It is hard to grow an economy without sufficient natural resources.Countries that have their own natural resources can exploit them, those that do not have sufficient natural resources need to buy them. Here in Canada, we are often told how important Canada's natural resources are to other economies.
As an example of how resource use patterns vary by country income class consider energy use. The chart below shows energy use (kt of oil equivalent) for high income countries (HIC), low & middle income countries (LMY) and upper middle income countries (UMC). Notice how energy use in developing countries has been growing steadily since the mid 2000s.
At the end of February the TSX composite index (represented by the ETF with ticker symbol (XIC)) broke above its 10 month moving average indicating (hopefully) a new period of upward momentum.

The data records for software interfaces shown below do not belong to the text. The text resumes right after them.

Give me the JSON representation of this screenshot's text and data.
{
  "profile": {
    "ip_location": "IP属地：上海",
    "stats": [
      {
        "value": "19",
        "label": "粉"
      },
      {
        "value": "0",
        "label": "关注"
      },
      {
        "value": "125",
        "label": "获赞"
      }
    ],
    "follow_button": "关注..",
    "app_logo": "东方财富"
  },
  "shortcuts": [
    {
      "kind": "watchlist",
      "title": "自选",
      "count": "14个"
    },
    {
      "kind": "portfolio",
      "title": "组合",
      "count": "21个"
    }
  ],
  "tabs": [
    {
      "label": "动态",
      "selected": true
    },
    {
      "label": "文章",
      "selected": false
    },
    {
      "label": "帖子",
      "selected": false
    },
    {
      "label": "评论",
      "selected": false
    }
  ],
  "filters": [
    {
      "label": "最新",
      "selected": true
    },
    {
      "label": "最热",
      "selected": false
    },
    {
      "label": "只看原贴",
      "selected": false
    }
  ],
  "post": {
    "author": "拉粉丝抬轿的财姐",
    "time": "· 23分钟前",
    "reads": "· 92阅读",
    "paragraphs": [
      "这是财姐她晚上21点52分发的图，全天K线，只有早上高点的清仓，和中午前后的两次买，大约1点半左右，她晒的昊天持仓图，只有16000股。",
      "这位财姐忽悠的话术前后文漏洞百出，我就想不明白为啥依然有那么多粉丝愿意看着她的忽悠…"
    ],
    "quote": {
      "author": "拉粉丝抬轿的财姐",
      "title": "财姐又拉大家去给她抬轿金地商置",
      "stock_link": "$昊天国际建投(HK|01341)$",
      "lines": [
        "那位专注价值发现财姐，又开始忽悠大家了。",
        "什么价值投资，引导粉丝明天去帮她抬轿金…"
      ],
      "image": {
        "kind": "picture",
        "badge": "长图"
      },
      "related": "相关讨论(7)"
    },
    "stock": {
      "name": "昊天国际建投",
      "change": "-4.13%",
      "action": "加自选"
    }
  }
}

The US equity markets have had a good run so far this year while the TSX has lagged behind. It is true that Canada does most of its trade with the US but from an investment in equities perspective, Canada's fortunes are increasingly tied more to emerging economies. Here are some regression results from a model relating Canadian stock prices to the stock prices of EAFE, EM and USA. All of the stock price indexes are in US dollars. The regression is estimated in logs so that the estimated coefficients can be interpreted as elasticities. The regression is consistent with a cointegrating relationship (residuals are stationary) and is best thought of as representing a long-run relationship between the variables. Notice that the coefficient on the emerging markets variable (EM) is positive and statistically significant. A 1% increase in EM increases the Canadian equity market by 0.81%. In this model, the other equity markets (EAFE and US) do not have a statistically significant impact on Canadian equities.